TestApp.resx, and possibly the culture-neutral resource file,
To localize a .resx or .resources file associated with a form
winresin the developer command prompt to run Winres.exe.
To open the default resources for a form to localize, click the Open command on the File menu and navigate to the file to open it.
Specify the file to open at the command line when you start Winres.exe.
The following command starts Winres.exe and loads the form associated with
TestApp.resxin the Form Designer.
The following command starts Winres.exe and loads the form associated with
TestApp.resourcesin the Form Designer.
If the form whose resources you are editing is an inherited form, both the assembly contained the inherited form and the assembly containing the inheriting (derived) form must either be registered in the Global Assembly Cache (GAC), or must reside in the same directory as WinRes.exe. For more information about installing .NET Framework components into the GAC, see Global Assembly Cache.
Select controls on the form and change their Text and other properties to reflect the localized culture and its language. Move or resize controls as necessary to accommodate the localized text.

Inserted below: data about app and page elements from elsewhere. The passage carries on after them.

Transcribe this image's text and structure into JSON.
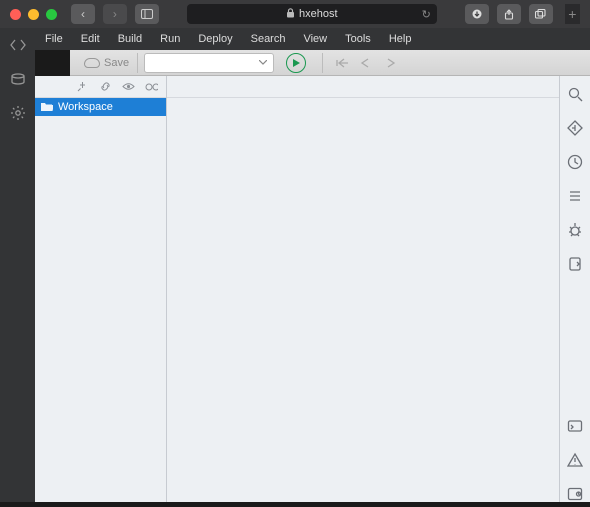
{
  "colors": {
    "accent": "#1e7fd6",
    "red": "#ff5f57",
    "yellow": "#febc2e",
    "green": "#28c840"
  },
  "browser": {
    "url_host": "hxehost"
  },
  "menus": [
    "File",
    "Edit",
    "Build",
    "Run",
    "Deploy",
    "Search",
    "View",
    "Tools",
    "Help"
  ],
  "toolbar": {
    "save_label": "Save"
  },
  "file_panel": {
    "workspace_label": "Workspace"
  }
}
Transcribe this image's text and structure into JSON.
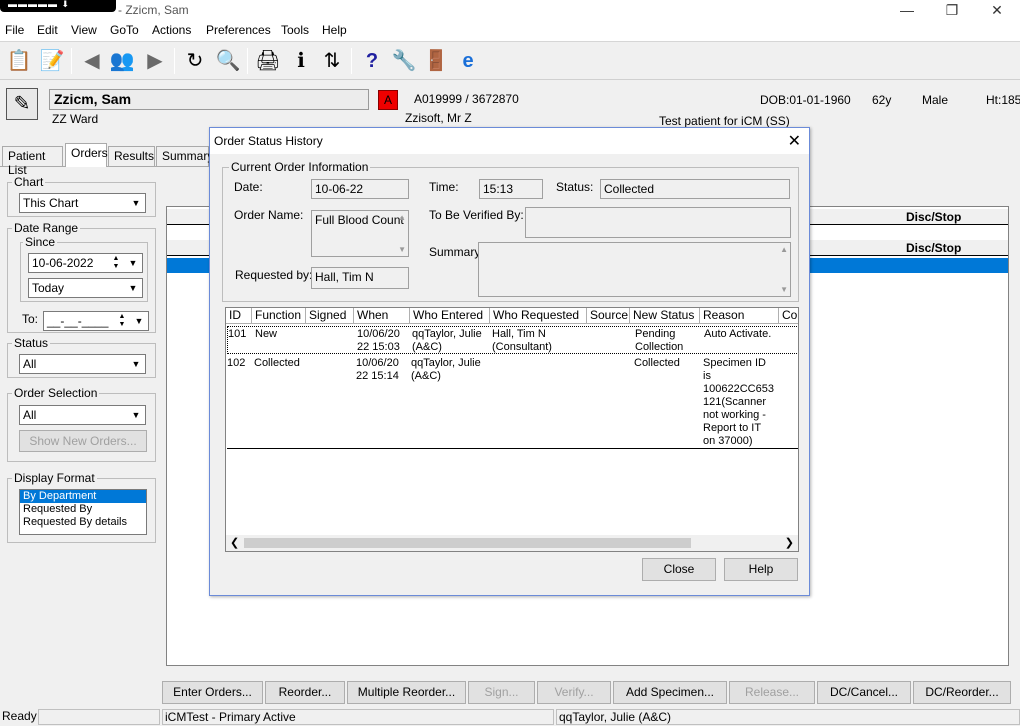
{
  "window": {
    "title": "- Zzicm, Sam",
    "logo_text": "▬▬▬▬▬ ⬇ ▬▬▬▬▬"
  },
  "menu": [
    "File",
    "Edit",
    "View",
    "GoTo",
    "Actions",
    "Preferences",
    "Tools",
    "Help"
  ],
  "patient": {
    "name": "Zzicm, Sam",
    "ward": "ZZ Ward",
    "alert": "A",
    "ids": "A019999 / 3672870",
    "consultant": "Zzisoft, Mr Z",
    "dob": "DOB:01-01-1960",
    "age": "62y",
    "sex": "Male",
    "height": "Ht:185",
    "note": "Test patient for iCM (SS)"
  },
  "tabs": [
    "Patient List",
    "Orders",
    "Results",
    "Summary"
  ],
  "left_panel": {
    "chart_label": "Chart",
    "chart_value": "This Chart",
    "date_range_label": "Date Range",
    "since_label": "Since",
    "since_date": "10-06-2022",
    "since_preset": "Today",
    "to_label": "To:",
    "to_value": "__-__-____",
    "status_label": "Status",
    "status_value": "All",
    "order_selection_label": "Order Selection",
    "order_selection_value": "All",
    "show_new_orders": "Show New Orders...",
    "display_format_label": "Display Format",
    "display_format_options": [
      "By Department",
      "Requested By",
      "Requested By details"
    ]
  },
  "main": {
    "col_disc_stop_1": "Disc/Stop",
    "col_disc_stop_2": "Disc/Stop"
  },
  "dialog": {
    "title": "Order Status History",
    "section": "Current Order Information",
    "date_label": "Date:",
    "date_value": "10-06-22",
    "time_label": "Time:",
    "time_value": "15:13",
    "status_label": "Status:",
    "status_value": "Collected",
    "order_name_label": "Order Name:",
    "order_name_value": "Full Blood Count",
    "verified_label": "To Be Verified By:",
    "verified_value": "",
    "summary_label": "Summary:",
    "summary_value": "",
    "requested_label": "Requested by:",
    "requested_value": "Hall, Tim N",
    "columns": [
      "ID",
      "Function",
      "Signed",
      "When",
      "Who Entered",
      "Who Requested",
      "Source",
      "New Status",
      "Reason",
      "Cor"
    ],
    "rows": [
      {
        "id": "101",
        "function": "New",
        "signed": "",
        "when": "10/06/20\n22 15:03",
        "who_entered": "qqTaylor, Julie\n(A&C)",
        "who_requested": "Hall, Tim N\n(Consultant)",
        "source": "",
        "new_status": "Pending\nCollection",
        "reason": "Auto Activate."
      },
      {
        "id": "102",
        "function": "Collected",
        "signed": "",
        "when": "10/06/20\n22 15:14",
        "who_entered": "qqTaylor, Julie\n(A&C)",
        "who_requested": "",
        "source": "",
        "new_status": "Collected",
        "reason": "Specimen ID\nis\n100622CC653\n121(Scanner\nnot working -\nReport to IT\non 37000)"
      }
    ],
    "close_button": "Close",
    "help_button": "Help"
  },
  "bottom_buttons": [
    {
      "label": "Enter Orders...",
      "enabled": true
    },
    {
      "label": "Reorder...",
      "enabled": true
    },
    {
      "label": "Multiple Reorder...",
      "enabled": true
    },
    {
      "label": "Sign...",
      "enabled": false
    },
    {
      "label": "Verify...",
      "enabled": false
    },
    {
      "label": "Add Specimen...",
      "enabled": true
    },
    {
      "label": "Release...",
      "enabled": false
    },
    {
      "label": "DC/Cancel...",
      "enabled": true
    },
    {
      "label": "DC/Reorder...",
      "enabled": true
    }
  ],
  "statusbar": {
    "ready": "Ready",
    "system": "iCMTest - Primary Active",
    "user": "qqTaylor, Julie  (A&C)"
  },
  "colors": {
    "selection": "#0078d7",
    "alert": "#ee0000"
  }
}
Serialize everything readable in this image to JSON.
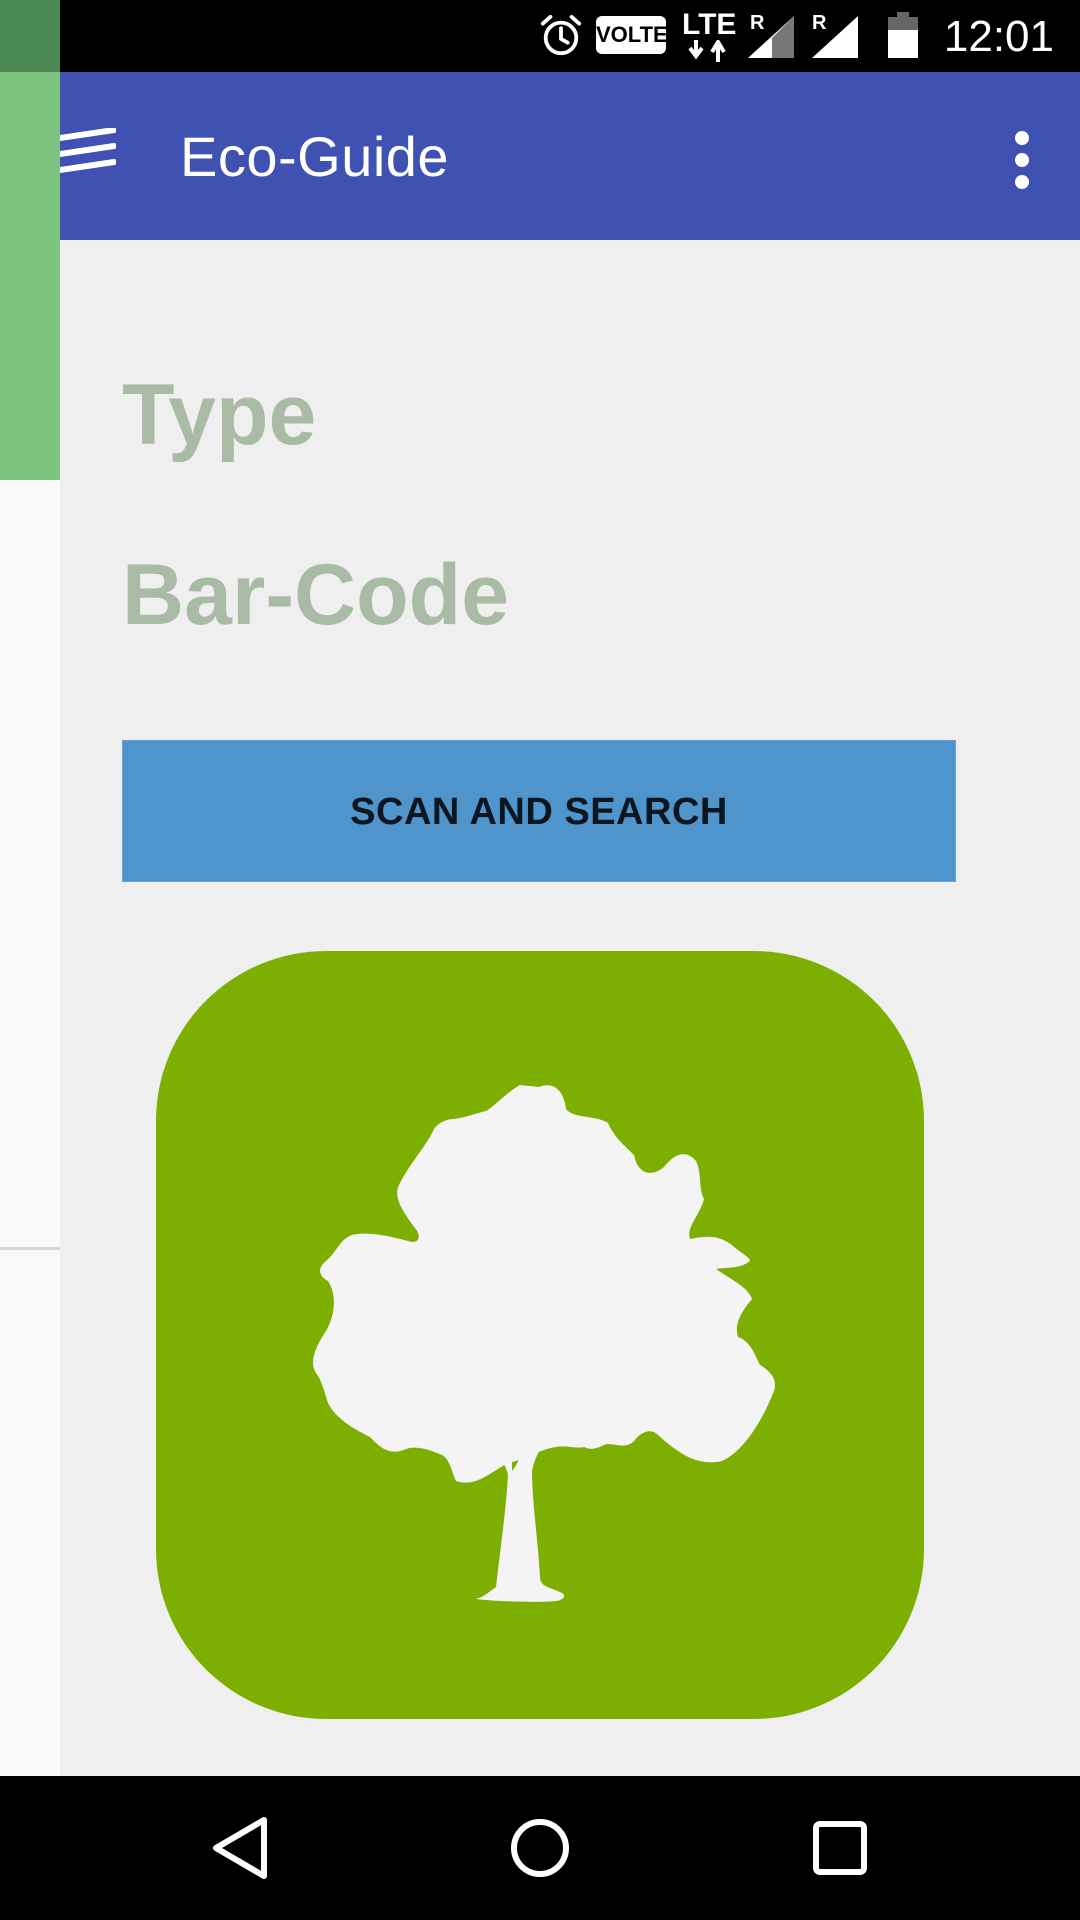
{
  "status_bar": {
    "time": "12:01",
    "volte": "VOLTE",
    "network": "LTE",
    "roaming_1": "R",
    "roaming_2": "R",
    "icons": [
      "alarm-icon",
      "volte-badge",
      "lte-icon",
      "signal-icon",
      "signal-icon",
      "battery-icon"
    ]
  },
  "app_bar": {
    "title": "Eco-Guide",
    "menu_icon": "hamburger-icon",
    "overflow_icon": "more-vert-icon",
    "color": "#3f51b1"
  },
  "main": {
    "type_label": "Type",
    "barcode_label": "Bar-Code",
    "scan_button_label": "SCAN AND SEARCH",
    "tree_icon": "tree-icon",
    "tile_color": "#7daf02",
    "button_color": "#4f94cb"
  },
  "nav_bar": {
    "back_icon": "back-icon",
    "home_icon": "home-icon",
    "recents_icon": "recents-icon"
  }
}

To save the localized version of the .resx or .resources file, click the Save icon or the same command on the File menu. The tool displays the Select Culture window.
Select the appropriate culture and file mode then click OK.
The tool saves the file using the naming convention that the run time expects for localized resource files. For example, if you localize
TestApp.resources for German in Germany, the tool saves the file as
TestApp.de-DE.resources. If you localize
TestApp.resx for German in Germany, the tool saves the file as
TestApp.de-DE.resx. For more information about resource naming conventions, see Packaging and Deploying Resources. For a list of the predefined culture names used by the run time, see the CultureInfo class.